══ DATA ══
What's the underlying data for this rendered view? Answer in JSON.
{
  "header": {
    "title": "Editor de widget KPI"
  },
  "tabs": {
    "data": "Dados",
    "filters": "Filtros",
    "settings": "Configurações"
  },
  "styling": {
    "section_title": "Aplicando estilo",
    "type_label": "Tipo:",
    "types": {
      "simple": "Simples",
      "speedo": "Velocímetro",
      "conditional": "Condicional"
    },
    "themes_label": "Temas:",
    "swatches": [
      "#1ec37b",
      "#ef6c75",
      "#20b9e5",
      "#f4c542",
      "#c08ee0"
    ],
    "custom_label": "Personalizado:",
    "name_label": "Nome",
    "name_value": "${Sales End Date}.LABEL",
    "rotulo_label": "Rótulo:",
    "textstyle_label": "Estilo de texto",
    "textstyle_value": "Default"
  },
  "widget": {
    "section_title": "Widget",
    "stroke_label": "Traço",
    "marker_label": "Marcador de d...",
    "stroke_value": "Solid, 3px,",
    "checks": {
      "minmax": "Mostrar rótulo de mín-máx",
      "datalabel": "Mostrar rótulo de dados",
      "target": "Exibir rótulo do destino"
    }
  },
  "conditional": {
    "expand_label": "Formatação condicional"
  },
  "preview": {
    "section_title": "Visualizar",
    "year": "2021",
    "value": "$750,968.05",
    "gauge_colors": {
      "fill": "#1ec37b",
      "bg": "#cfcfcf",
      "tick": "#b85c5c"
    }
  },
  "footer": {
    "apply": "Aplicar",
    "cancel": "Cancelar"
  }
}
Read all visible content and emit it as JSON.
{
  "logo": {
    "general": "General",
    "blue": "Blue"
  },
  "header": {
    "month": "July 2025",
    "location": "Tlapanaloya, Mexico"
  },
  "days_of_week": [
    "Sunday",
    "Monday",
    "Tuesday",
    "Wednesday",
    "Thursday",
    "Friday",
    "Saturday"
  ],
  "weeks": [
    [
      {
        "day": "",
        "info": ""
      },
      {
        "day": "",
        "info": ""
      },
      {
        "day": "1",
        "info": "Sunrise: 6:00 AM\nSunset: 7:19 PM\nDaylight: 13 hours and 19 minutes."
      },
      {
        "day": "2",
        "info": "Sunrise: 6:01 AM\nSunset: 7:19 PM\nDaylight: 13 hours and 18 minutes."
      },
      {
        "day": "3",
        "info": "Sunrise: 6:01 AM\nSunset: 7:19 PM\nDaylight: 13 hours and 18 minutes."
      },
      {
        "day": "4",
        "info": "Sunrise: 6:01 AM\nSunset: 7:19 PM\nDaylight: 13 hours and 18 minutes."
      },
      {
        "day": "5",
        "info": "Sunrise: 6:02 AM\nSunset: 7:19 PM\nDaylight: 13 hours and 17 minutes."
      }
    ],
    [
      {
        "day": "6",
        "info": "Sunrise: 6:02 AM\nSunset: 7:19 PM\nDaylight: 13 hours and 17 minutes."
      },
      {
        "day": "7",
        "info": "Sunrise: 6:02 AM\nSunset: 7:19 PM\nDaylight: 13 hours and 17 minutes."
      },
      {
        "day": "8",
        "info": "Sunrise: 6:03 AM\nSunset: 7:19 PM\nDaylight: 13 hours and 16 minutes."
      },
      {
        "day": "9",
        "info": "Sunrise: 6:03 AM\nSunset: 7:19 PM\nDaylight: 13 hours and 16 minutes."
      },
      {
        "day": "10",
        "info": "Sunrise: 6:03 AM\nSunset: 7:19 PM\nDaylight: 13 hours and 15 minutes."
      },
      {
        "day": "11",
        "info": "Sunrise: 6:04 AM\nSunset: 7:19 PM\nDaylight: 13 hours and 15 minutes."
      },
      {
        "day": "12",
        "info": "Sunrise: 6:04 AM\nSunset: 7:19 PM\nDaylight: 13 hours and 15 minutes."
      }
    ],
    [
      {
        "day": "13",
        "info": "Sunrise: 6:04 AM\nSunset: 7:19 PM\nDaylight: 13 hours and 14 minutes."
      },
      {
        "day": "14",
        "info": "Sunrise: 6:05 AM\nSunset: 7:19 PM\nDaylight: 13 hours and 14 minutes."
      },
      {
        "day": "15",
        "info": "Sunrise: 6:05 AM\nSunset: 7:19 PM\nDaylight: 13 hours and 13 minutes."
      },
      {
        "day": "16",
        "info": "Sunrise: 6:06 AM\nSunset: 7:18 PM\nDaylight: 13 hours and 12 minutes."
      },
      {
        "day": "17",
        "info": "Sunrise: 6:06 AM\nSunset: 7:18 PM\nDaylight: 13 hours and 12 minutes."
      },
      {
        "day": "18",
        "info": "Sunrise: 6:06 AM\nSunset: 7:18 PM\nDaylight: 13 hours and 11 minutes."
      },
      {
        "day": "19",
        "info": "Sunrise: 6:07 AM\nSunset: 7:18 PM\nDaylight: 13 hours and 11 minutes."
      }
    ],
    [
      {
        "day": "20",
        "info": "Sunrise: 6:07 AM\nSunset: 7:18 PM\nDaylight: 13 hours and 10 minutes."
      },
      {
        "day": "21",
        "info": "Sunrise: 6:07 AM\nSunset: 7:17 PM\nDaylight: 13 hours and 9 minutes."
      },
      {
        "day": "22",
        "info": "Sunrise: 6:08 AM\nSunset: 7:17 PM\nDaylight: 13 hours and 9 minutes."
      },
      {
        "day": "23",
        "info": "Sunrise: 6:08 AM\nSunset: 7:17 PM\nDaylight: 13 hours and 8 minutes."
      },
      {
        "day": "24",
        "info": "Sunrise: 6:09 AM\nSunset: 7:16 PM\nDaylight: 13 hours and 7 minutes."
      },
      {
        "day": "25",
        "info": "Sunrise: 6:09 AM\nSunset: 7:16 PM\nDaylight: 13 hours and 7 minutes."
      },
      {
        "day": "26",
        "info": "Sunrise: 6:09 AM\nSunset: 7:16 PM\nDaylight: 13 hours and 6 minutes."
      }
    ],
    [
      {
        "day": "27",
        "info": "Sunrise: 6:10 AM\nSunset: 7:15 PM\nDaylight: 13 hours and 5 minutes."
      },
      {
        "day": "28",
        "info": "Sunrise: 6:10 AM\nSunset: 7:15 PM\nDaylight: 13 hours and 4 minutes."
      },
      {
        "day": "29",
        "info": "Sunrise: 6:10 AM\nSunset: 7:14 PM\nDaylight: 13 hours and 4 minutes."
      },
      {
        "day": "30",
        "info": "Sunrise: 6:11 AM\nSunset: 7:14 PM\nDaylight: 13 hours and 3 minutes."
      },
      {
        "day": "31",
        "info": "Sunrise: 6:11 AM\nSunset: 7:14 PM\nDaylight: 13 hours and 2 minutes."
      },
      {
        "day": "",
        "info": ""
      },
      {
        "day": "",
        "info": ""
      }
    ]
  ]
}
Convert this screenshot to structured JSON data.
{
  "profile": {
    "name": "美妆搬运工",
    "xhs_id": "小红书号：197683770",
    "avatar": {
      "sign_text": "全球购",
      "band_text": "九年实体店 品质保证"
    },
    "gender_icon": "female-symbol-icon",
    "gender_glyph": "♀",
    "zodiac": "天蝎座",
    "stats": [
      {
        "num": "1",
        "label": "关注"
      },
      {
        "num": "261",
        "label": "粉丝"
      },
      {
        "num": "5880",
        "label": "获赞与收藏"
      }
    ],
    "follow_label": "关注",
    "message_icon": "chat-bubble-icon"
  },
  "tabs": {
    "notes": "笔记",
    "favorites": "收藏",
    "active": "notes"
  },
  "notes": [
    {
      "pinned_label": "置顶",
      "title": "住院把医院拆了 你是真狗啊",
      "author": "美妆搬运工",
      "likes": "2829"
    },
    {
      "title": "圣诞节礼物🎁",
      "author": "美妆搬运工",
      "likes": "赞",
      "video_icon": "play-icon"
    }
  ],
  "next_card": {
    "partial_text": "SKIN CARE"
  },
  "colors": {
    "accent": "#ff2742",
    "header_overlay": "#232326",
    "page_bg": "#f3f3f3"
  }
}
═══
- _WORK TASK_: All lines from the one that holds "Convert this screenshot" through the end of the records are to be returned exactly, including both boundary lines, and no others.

- _RESULT_:
Convert this screenshot to structured JSON data.
{
  "profile": {
    "name": "美妆搬运工",
    "xhs_id": "小红书号：197683770",
    "avatar": {
      "sign_text": "全球购",
      "band_text": "九年实体店 品质保证"
    },
    "gender_icon": "female-symbol-icon",
    "gender_glyph": "♀",
    "zodiac": "天蝎座",
    "stats": [
      {
        "num": "1",
        "label": "关注"
      },
      {
        "num": "261",
        "label": "粉丝"
      },
      {
        "num": "5880",
        "label": "获赞与收藏"
      }
    ],
    "follow_label": "关注",
    "message_icon": "chat-bubble-icon"
  },
  "tabs": {
    "notes": "笔记",
    "favorites": "收藏",
    "active": "notes"
  },
  "notes": [
    {
      "pinned_label": "置顶",
      "title": "住院把医院拆了 你是真狗啊",
      "author": "美妆搬运工",
      "likes": "2829"
    },
    {
      "title": "圣诞节礼物🎁",
      "author": "美妆搬运工",
      "likes": "赞",
      "video_icon": "play-icon"
    }
  ],
  "next_card": {
    "partial_text": "SKIN CARE"
  },
  "colors": {
    "accent": "#ff2742",
    "header_overlay": "#232326",
    "page_bg": "#f3f3f3"
  }
}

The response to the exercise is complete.